TASK DESCRIPTION:
Your answer must be an exact copy of the records, with no pictures included.

[DATASET RECORDS]

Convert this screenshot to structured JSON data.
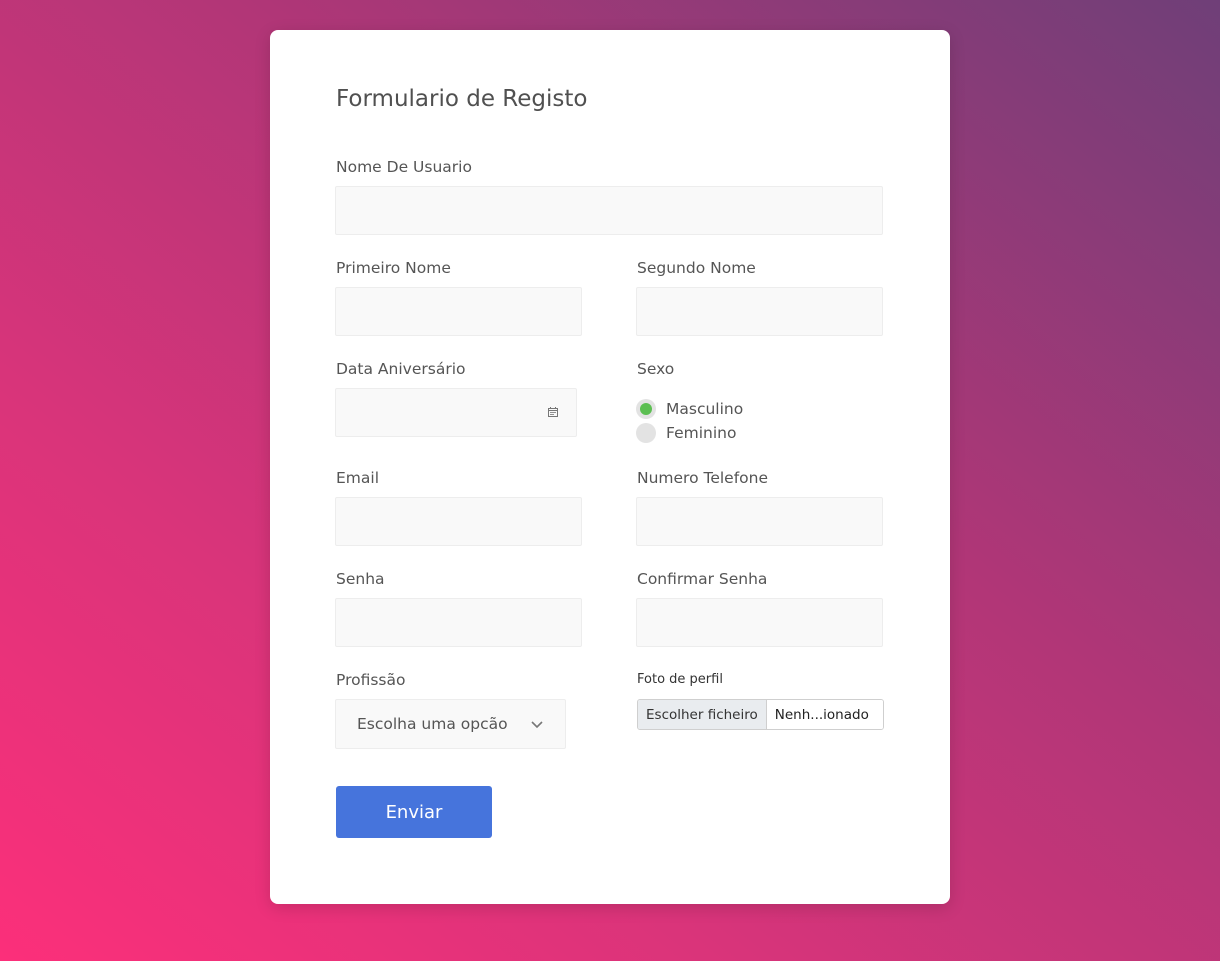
{
  "form": {
    "title": "Formulario de Registo",
    "username": {
      "label": "Nome De Usuario",
      "value": ""
    },
    "first_name": {
      "label": "Primeiro Nome",
      "value": ""
    },
    "last_name": {
      "label": "Segundo Nome",
      "value": ""
    },
    "birthday": {
      "label": "Data Aniversário",
      "value": "",
      "icon": "calendar-icon"
    },
    "gender": {
      "label": "Sexo",
      "options": [
        {
          "label": "Masculino",
          "checked": true
        },
        {
          "label": "Feminino",
          "checked": false
        }
      ],
      "checked_color": "#5cbf52"
    },
    "email": {
      "label": "Email",
      "value": ""
    },
    "phone": {
      "label": "Numero Telefone",
      "value": ""
    },
    "password": {
      "label": "Senha",
      "value": ""
    },
    "confirm_password": {
      "label": "Confirmar Senha",
      "value": ""
    },
    "profession": {
      "label": "Profissão",
      "selected": "Escolha uma opcão",
      "icon": "chevron-down-icon"
    },
    "profile_photo": {
      "label": "Foto de perfil",
      "button_label": "Escolher ficheiro",
      "file_name": "Nenh...ionado"
    },
    "submit_label": "Enviar"
  },
  "colors": {
    "accent": "#4674dc",
    "background_gradient_start": "#fc2f7a",
    "background_gradient_end": "#6f3f78"
  }
}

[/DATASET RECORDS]

EXERCISE RESPONSE:
Convert this screenshot to structured JSON data.
{
  "form": {
    "title": "Formulario de Registo",
    "username": {
      "label": "Nome De Usuario",
      "value": ""
    },
    "first_name": {
      "label": "Primeiro Nome",
      "value": ""
    },
    "last_name": {
      "label": "Segundo Nome",
      "value": ""
    },
    "birthday": {
      "label": "Data Aniversário",
      "value": "",
      "icon": "calendar-icon"
    },
    "gender": {
      "label": "Sexo",
      "options": [
        {
          "label": "Masculino",
          "checked": true
        },
        {
          "label": "Feminino",
          "checked": false
        }
      ],
      "checked_color": "#5cbf52"
    },
    "email": {
      "label": "Email",
      "value": ""
    },
    "phone": {
      "label": "Numero Telefone",
      "value": ""
    },
    "password": {
      "label": "Senha",
      "value": ""
    },
    "confirm_password": {
      "label": "Confirmar Senha",
      "value": ""
    },
    "profession": {
      "label": "Profissão",
      "selected": "Escolha uma opcão",
      "icon": "chevron-down-icon"
    },
    "profile_photo": {
      "label": "Foto de perfil",
      "button_label": "Escolher ficheiro",
      "file_name": "Nenh...ionado"
    },
    "submit_label": "Enviar"
  },
  "colors": {
    "accent": "#4674dc",
    "background_gradient_start": "#fc2f7a",
    "background_gradient_end": "#6f3f78"
  }
}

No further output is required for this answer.